• **PROBLEM STATEMENT**
When copying the listing below, skip every picture and keep each word as it stands.

• **SUPPLIED DATA**
■ ■ ■ ■ ■ ■ ■

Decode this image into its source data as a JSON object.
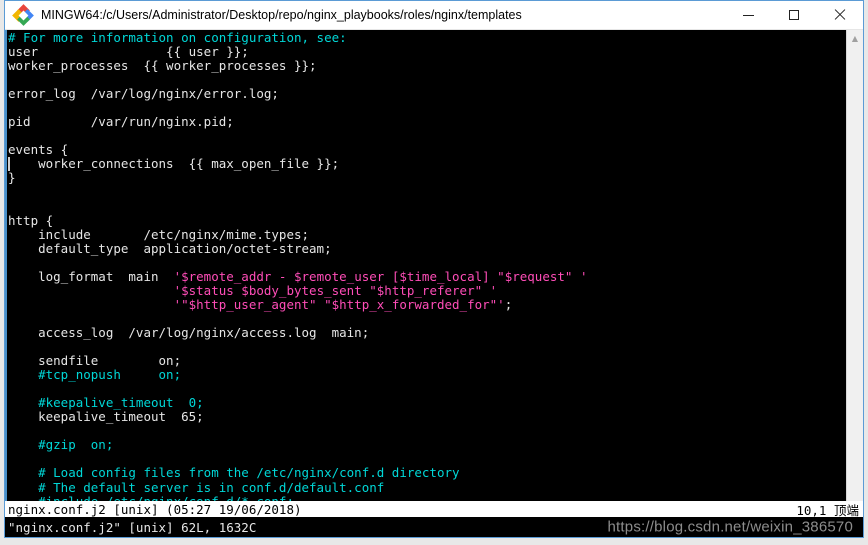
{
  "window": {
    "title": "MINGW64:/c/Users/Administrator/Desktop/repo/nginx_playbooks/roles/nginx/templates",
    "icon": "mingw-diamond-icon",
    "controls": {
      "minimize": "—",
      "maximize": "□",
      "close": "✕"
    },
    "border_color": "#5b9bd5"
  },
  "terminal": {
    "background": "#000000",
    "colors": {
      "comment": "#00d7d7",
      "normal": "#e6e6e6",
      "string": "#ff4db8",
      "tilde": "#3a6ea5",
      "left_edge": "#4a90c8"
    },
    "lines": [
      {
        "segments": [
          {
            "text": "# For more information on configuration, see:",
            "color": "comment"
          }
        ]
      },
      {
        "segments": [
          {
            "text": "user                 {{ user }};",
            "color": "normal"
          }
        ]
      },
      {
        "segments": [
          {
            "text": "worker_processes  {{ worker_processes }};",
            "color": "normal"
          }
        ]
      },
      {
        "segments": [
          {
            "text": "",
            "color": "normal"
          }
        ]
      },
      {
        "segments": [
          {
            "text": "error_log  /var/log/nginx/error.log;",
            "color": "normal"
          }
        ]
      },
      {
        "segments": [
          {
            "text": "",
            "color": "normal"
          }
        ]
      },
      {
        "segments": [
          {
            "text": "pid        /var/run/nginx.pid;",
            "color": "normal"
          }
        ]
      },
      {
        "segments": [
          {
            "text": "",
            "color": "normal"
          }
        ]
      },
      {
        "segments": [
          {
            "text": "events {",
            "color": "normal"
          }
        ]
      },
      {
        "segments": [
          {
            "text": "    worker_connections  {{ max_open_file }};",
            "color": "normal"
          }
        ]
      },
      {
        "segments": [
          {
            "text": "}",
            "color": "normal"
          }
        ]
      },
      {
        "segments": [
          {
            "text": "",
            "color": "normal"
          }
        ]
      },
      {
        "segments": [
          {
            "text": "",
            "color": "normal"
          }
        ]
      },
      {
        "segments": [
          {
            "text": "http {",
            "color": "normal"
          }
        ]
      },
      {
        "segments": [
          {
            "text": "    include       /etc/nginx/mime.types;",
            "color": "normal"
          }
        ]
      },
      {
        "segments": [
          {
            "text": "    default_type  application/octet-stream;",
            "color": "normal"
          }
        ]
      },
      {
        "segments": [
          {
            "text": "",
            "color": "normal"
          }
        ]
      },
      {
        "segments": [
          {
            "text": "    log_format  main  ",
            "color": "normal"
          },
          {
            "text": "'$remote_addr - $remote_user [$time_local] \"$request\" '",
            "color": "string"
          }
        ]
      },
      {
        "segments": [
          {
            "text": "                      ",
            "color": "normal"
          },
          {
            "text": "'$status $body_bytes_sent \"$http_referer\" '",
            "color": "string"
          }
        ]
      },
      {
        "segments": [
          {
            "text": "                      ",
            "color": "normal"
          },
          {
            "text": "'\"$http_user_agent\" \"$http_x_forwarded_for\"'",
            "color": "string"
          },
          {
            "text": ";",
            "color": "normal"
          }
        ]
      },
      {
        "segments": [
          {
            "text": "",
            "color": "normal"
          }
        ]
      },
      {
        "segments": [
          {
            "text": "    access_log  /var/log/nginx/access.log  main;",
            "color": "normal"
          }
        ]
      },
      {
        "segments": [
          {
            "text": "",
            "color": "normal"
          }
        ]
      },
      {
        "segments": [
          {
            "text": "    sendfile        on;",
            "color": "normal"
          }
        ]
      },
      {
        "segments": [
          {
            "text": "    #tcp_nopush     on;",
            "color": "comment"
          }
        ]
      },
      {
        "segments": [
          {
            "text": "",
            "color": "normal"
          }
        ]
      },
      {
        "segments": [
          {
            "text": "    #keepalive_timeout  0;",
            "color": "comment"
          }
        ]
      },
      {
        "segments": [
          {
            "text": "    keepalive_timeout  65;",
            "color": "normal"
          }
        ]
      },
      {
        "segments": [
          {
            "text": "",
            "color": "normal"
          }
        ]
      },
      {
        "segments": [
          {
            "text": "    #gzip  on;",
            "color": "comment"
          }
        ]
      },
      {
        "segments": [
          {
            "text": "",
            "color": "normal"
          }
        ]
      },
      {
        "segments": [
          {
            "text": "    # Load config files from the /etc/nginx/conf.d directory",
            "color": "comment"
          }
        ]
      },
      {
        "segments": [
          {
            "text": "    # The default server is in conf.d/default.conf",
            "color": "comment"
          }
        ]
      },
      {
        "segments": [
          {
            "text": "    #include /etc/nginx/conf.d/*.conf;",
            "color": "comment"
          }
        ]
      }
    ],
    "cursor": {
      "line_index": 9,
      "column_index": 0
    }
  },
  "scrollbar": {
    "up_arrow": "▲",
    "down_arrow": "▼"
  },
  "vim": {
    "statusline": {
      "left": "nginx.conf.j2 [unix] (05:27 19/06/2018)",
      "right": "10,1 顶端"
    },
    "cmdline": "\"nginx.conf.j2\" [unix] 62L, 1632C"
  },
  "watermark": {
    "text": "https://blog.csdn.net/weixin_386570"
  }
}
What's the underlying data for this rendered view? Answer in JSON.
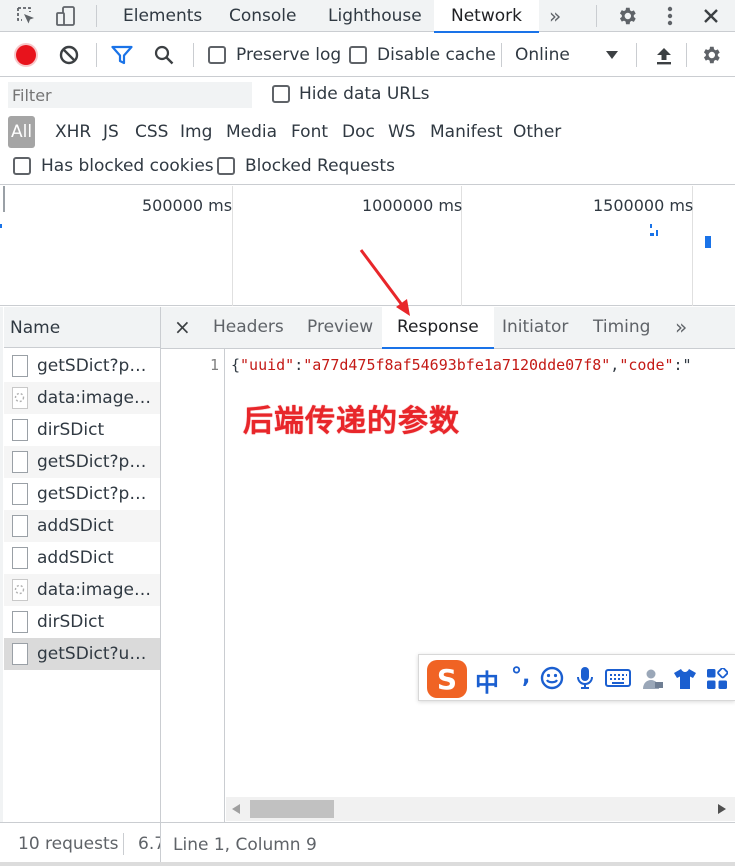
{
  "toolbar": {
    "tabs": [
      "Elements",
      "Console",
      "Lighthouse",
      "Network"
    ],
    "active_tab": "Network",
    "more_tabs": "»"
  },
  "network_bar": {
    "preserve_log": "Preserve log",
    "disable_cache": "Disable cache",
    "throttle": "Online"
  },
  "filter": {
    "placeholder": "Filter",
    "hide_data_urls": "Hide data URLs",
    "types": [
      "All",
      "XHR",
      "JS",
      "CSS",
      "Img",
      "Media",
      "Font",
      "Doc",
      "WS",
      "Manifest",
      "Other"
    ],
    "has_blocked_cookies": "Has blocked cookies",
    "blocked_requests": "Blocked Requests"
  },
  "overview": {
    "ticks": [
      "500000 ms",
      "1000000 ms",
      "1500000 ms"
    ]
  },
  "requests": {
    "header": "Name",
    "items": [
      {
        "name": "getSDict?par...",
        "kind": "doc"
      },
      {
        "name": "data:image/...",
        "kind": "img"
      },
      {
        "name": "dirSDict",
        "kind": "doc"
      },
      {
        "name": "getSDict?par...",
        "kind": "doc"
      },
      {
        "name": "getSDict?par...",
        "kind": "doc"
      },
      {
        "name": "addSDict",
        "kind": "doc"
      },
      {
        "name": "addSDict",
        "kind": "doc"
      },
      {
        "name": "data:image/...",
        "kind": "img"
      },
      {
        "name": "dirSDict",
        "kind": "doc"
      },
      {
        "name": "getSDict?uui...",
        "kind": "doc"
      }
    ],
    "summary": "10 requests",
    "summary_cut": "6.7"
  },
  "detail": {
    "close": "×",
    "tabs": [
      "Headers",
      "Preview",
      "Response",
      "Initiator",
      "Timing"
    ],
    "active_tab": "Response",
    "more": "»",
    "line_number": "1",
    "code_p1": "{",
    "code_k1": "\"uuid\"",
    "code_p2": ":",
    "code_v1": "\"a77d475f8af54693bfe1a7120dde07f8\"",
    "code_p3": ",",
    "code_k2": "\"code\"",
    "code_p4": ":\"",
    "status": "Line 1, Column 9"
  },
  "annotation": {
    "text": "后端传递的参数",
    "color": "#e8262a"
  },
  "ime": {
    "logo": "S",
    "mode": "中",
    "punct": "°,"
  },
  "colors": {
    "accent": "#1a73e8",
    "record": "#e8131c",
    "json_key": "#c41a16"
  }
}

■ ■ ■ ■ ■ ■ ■

• **FINISHED TASK**
Decode this image into its source data as a JSON object.
{
  "window": {
    "title": "MINGW64:/c/Users/Administrator/Desktop/repo/nginx_playbooks/roles/nginx/templates",
    "icon": "mingw-diamond-icon",
    "controls": {
      "minimize": "—",
      "maximize": "□",
      "close": "✕"
    },
    "border_color": "#5b9bd5"
  },
  "terminal": {
    "background": "#000000",
    "colors": {
      "comment": "#00d7d7",
      "normal": "#e6e6e6",
      "string": "#ff4db8",
      "tilde": "#3a6ea5",
      "left_edge": "#4a90c8"
    },
    "lines": [
      {
        "segments": [
          {
            "text": "# For more information on configuration, see:",
            "color": "comment"
          }
        ]
      },
      {
        "segments": [
          {
            "text": "user                 {{ user }};",
            "color": "normal"
          }
        ]
      },
      {
        "segments": [
          {
            "text": "worker_processes  {{ worker_processes }};",
            "color": "normal"
          }
        ]
      },
      {
        "segments": [
          {
            "text": "",
            "color": "normal"
          }
        ]
      },
      {
        "segments": [
          {
            "text": "error_log  /var/log/nginx/error.log;",
            "color": "normal"
          }
        ]
      },
      {
        "segments": [
          {
            "text": "",
            "color": "normal"
          }
        ]
      },
      {
        "segments": [
          {
            "text": "pid        /var/run/nginx.pid;",
            "color": "normal"
          }
        ]
      },
      {
        "segments": [
          {
            "text": "",
            "color": "normal"
          }
        ]
      },
      {
        "segments": [
          {
            "text": "events {",
            "color": "normal"
          }
        ]
      },
      {
        "segments": [
          {
            "text": "    worker_connections  {{ max_open_file }};",
            "color": "normal"
          }
        ]
      },
      {
        "segments": [
          {
            "text": "}",
            "color": "normal"
          }
        ]
      },
      {
        "segments": [
          {
            "text": "",
            "color": "normal"
          }
        ]
      },
      {
        "segments": [
          {
            "text": "",
            "color": "normal"
          }
        ]
      },
      {
        "segments": [
          {
            "text": "http {",
            "color": "normal"
          }
        ]
      },
      {
        "segments": [
          {
            "text": "    include       /etc/nginx/mime.types;",
            "color": "normal"
          }
        ]
      },
      {
        "segments": [
          {
            "text": "    default_type  application/octet-stream;",
            "color": "normal"
          }
        ]
      },
      {
        "segments": [
          {
            "text": "",
            "color": "normal"
          }
        ]
      },
      {
        "segments": [
          {
            "text": "    log_format  main  ",
            "color": "normal"
          },
          {
            "text": "'$remote_addr - $remote_user [$time_local] \"$request\" '",
            "color": "string"
          }
        ]
      },
      {
        "segments": [
          {
            "text": "                      ",
            "color": "normal"
          },
          {
            "text": "'$status $body_bytes_sent \"$http_referer\" '",
            "color": "string"
          }
        ]
      },
      {
        "segments": [
          {
            "text": "                      ",
            "color": "normal"
          },
          {
            "text": "'\"$http_user_agent\" \"$http_x_forwarded_for\"'",
            "color": "string"
          },
          {
            "text": ";",
            "color": "normal"
          }
        ]
      },
      {
        "segments": [
          {
            "text": "",
            "color": "normal"
          }
        ]
      },
      {
        "segments": [
          {
            "text": "    access_log  /var/log/nginx/access.log  main;",
            "color": "normal"
          }
        ]
      },
      {
        "segments": [
          {
            "text": "",
            "color": "normal"
          }
        ]
      },
      {
        "segments": [
          {
            "text": "    sendfile        on;",
            "color": "normal"
          }
        ]
      },
      {
        "segments": [
          {
            "text": "    #tcp_nopush     on;",
            "color": "comment"
          }
        ]
      },
      {
        "segments": [
          {
            "text": "",
            "color": "normal"
          }
        ]
      },
      {
        "segments": [
          {
            "text": "    #keepalive_timeout  0;",
            "color": "comment"
          }
        ]
      },
      {
        "segments": [
          {
            "text": "    keepalive_timeout  65;",
            "color": "normal"
          }
        ]
      },
      {
        "segments": [
          {
            "text": "",
            "color": "normal"
          }
        ]
      },
      {
        "segments": [
          {
            "text": "    #gzip  on;",
            "color": "comment"
          }
        ]
      },
      {
        "segments": [
          {
            "text": "",
            "color": "normal"
          }
        ]
      },
      {
        "segments": [
          {
            "text": "    # Load config files from the /etc/nginx/conf.d directory",
            "color": "comment"
          }
        ]
      },
      {
        "segments": [
          {
            "text": "    # The default server is in conf.d/default.conf",
            "color": "comment"
          }
        ]
      },
      {
        "segments": [
          {
            "text": "    #include /etc/nginx/conf.d/*.conf;",
            "color": "comment"
          }
        ]
      }
    ],
    "cursor": {
      "line_index": 9,
      "column_index": 0
    }
  },
  "scrollbar": {
    "up_arrow": "▲",
    "down_arrow": "▼"
  },
  "vim": {
    "statusline": {
      "left": "nginx.conf.j2 [unix] (05:27 19/06/2018)",
      "right": "10,1 顶端"
    },
    "cmdline": "\"nginx.conf.j2\" [unix] 62L, 1632C"
  },
  "watermark": {
    "text": "https://blog.csdn.net/weixin_386570"
  }
}
What's the underlying data for this rendered view? Answer in JSON.
{
  "toolbar": {
    "tabs": [
      "Elements",
      "Console",
      "Lighthouse",
      "Network"
    ],
    "active_tab": "Network",
    "more_tabs": "»"
  },
  "network_bar": {
    "preserve_log": "Preserve log",
    "disable_cache": "Disable cache",
    "throttle": "Online"
  },
  "filter": {
    "placeholder": "Filter",
    "hide_data_urls": "Hide data URLs",
    "types": [
      "All",
      "XHR",
      "JS",
      "CSS",
      "Img",
      "Media",
      "Font",
      "Doc",
      "WS",
      "Manifest",
      "Other"
    ],
    "has_blocked_cookies": "Has blocked cookies",
    "blocked_requests": "Blocked Requests"
  },
  "overview": {
    "ticks": [
      "500000 ms",
      "1000000 ms",
      "1500000 ms"
    ]
  },
  "requests": {
    "header": "Name",
    "items": [
      {
        "name": "getSDict?par...",
        "kind": "doc"
      },
      {
        "name": "data:image/...",
        "kind": "img"
      },
      {
        "name": "dirSDict",
        "kind": "doc"
      },
      {
        "name": "getSDict?par...",
        "kind": "doc"
      },
      {
        "name": "getSDict?par...",
        "kind": "doc"
      },
      {
        "name": "addSDict",
        "kind": "doc"
      },
      {
        "name": "addSDict",
        "kind": "doc"
      },
      {
        "name": "data:image/...",
        "kind": "img"
      },
      {
        "name": "dirSDict",
        "kind": "doc"
      },
      {
        "name": "getSDict?uui...",
        "kind": "doc"
      }
    ],
    "summary": "10 requests",
    "summary_cut": "6.7"
  },
  "detail": {
    "close": "×",
    "tabs": [
      "Headers",
      "Preview",
      "Response",
      "Initiator",
      "Timing"
    ],
    "active_tab": "Response",
    "more": "»",
    "line_number": "1",
    "code_p1": "{",
    "code_k1": "\"uuid\"",
    "code_p2": ":",
    "code_v1": "\"a77d475f8af54693bfe1a7120dde07f8\"",
    "code_p3": ",",
    "code_k2": "\"code\"",
    "code_p4": ":\"",
    "status": "Line 1, Column 9"
  },
  "annotation": {
    "text": "后端传递的参数",
    "color": "#e8262a"
  },
  "ime": {
    "logo": "S",
    "mode": "中",
    "punct": "°,"
  },
  "colors": {
    "accent": "#1a73e8",
    "record": "#e8131c",
    "json_key": "#c41a16"
  }
}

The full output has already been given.